■ **About this task**:
An exact reprint of every record below is required, with the pictures left out.

■ **Working data**:
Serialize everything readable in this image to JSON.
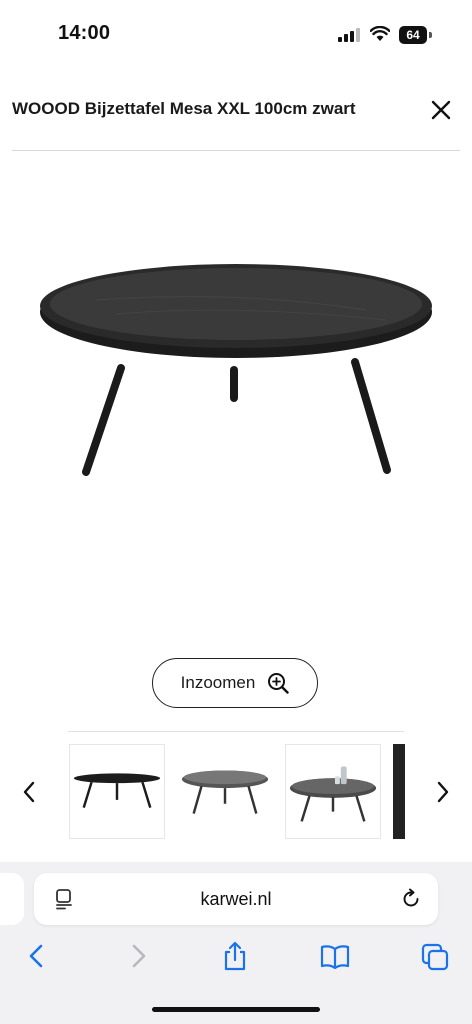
{
  "status_bar": {
    "time": "14:00",
    "battery": "64"
  },
  "header": {
    "title": "WOOOD Bijzettafel Mesa XXL 100cm zwart"
  },
  "product": {
    "zoom_label": "Inzoomen"
  },
  "browser": {
    "url": "karwei.nl"
  },
  "icons": {
    "close": "close-icon",
    "zoom": "zoom-in-icon",
    "prev": "chevron-left-icon",
    "next": "chevron-right-icon",
    "page": "page-menu-icon",
    "reload": "reload-icon",
    "back": "back-icon",
    "forward": "forward-icon",
    "share": "share-icon",
    "bookmarks": "bookmarks-icon",
    "tabs": "tabs-icon"
  },
  "colors": {
    "accent": "#1a73e8",
    "product": "#1c1c1c"
  }
}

■ **Solved problem**:
Serialize everything readable in this image to JSON.
{
  "status_bar": {
    "time": "14:00",
    "battery": "64"
  },
  "header": {
    "title": "WOOOD Bijzettafel Mesa XXL 100cm zwart"
  },
  "product": {
    "zoom_label": "Inzoomen"
  },
  "browser": {
    "url": "karwei.nl"
  },
  "icons": {
    "close": "close-icon",
    "zoom": "zoom-in-icon",
    "prev": "chevron-left-icon",
    "next": "chevron-right-icon",
    "page": "page-menu-icon",
    "reload": "reload-icon",
    "back": "back-icon",
    "forward": "forward-icon",
    "share": "share-icon",
    "bookmarks": "bookmarks-icon",
    "tabs": "tabs-icon"
  },
  "colors": {
    "accent": "#1a73e8",
    "product": "#1c1c1c"
  }
}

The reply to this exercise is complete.